Making men

OldDesignShop_May1919BoysOnBikes

Boys on Bikes, originally published May 1919. Compliments of OldDesignShop

It started off with rides. I’m teaching Phys.Ed. two afternoons a week at the younger kid’s school. On teaching afternoons there’s simply no way to pick up Boy one unless he has a late practice. Enter the lowly bike. It’s about 18 or so km (10 miles) from the bus stop to here, most of it against the wind. I thought he would balk at the idea but he didn’t. We’ve only needed the bike solution a few times, but the effects have been far reaching. The stress of how he’ll get home those days is gone and we’ve all opened our eyes to the possibilities.

A few weeks ago, Boy one wanted a ride to the much beloved, 150 year old annual fall fair. Timing wasn’t good for me. He opted to bike. It took him an hour. He got permission to put his bike behind the village store. We picked him and his bike up after dark. For the cost of admission and the labour of transportation, he got a much appreciated day of independence.

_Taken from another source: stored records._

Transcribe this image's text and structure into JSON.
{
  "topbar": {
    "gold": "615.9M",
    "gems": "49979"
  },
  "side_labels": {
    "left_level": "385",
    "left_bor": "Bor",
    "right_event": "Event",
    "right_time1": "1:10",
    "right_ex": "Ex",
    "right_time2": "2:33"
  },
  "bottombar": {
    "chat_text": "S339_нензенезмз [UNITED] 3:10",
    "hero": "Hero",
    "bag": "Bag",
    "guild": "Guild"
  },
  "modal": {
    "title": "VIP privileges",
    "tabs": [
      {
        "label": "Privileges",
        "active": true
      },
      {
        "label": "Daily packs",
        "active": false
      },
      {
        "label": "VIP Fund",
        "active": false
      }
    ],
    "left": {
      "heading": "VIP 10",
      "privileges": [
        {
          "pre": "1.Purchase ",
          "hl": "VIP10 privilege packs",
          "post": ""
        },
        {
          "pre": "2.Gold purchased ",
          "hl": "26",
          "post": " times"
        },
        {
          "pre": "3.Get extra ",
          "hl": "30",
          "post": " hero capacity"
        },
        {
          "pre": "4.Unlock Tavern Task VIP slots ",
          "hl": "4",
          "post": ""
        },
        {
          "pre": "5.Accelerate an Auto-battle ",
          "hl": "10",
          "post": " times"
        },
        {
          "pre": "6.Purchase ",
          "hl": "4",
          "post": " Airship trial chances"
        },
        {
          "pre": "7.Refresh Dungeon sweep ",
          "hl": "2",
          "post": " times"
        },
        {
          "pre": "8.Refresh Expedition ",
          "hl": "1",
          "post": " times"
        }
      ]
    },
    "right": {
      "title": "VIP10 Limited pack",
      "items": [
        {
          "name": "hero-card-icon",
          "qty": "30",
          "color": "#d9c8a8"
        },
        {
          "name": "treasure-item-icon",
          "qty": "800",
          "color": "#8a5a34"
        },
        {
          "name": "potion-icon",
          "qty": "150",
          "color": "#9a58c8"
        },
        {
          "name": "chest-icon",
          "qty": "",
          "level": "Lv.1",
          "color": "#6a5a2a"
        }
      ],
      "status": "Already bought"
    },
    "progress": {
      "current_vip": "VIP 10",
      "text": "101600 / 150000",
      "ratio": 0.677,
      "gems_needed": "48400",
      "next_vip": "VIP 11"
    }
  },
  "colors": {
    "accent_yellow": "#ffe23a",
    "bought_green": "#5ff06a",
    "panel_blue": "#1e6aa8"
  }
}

On the weekend, Boy two was desperate to get to the library. Normally pretty happy go lucky, every once in a while he gets his mind set and becomes remarkably like a dog with a bone. Such was his need for the library. It was the third or fourth day in a row I had been grilled about it, but I didn’t know if I could manage to get him there or not.

Just last week we were chatting with the librarian (librarians = revered members of the social elite in Boy two’s world) about kids who live in town vs. kids from the country. How Boy two would be at the library every day if he could walk over, and how old did he have to be to volunteer there anyway. With Boy two now in obvious emotional pain for want of a library trip, I was feeling bad about not living in town, when I remembered the mighty bicycle.

“I can’t promise to take you. Maybe it will work, maybe it won’t. If you want a guarantee, get your brother to bike there with you. It’ll take you awhile to get there,” I said.

Brother tried to say no due to other plans but did not stand a chance. Normally the weaker debater, Boy two had Boy one signed on the dotted line in pretty short order. They got their music practiced, their beds stripped and some basic chores done. They filled water bottles, threw in some cold pancakes and a hunk of cheese for lunch, grabbed their backpacks for book restocking, and pedalled off. They left at 11:30 and didn’t get home until 2:00.  Due to size, they don’t make bikes for Boy two with big tires and lots of gear options, so their trip was not speedy. With book offerings for themselves and their sisters, the brothers returned home tired, but happy and taller.

 

7 Comments to Making men

  1. Chris Radford says:

    This is great! Healthy, happy boys!

  2. Leslie Lynch says:

    That is SO neat! I have so many memories of biking and walking throughout my childhood, and I’m glad you have a place safe enough to do that. Where we live, the roads are too narrow and have too little visibility, no shoulders, etc. Bicycles are rare, so motorists don’t look for them. I hope Boy 1 and Boy 2 have many years of happy cycling ahead of them!

  3. Carol says:

    WOW What fun for the guys and I pray they always remember what a great Mom you are. Boy kids need to feel strong and able to do amazing things.

  4. Jane Parker says:

    When I was Boy two’s age, we lived in a hamlet in Maine and a bike was my only means of transport for delivering papers, getting to the swimming hole, the store, wherever I needed to go. Sometimes as a special treat, we biked to distant ponds with packed lunches. What glorious summers we had!

  5. Danielle says:

    Love it! Our Boy 1 biked to his summer jobs and percussion club the last 2 summers. Fantastic for him. Healing for me, his fearful and overprotective mother.

    • Michelle says:

      I secretly spend the time they are on the road watching the clock, trying not to panic that I am crazy to push them. Glad I am not alone on either count (Boys who ride, or mothers who quietly fret but send them anyway.)

  6. Dale Sipple says:

    So so wonderful! I love it!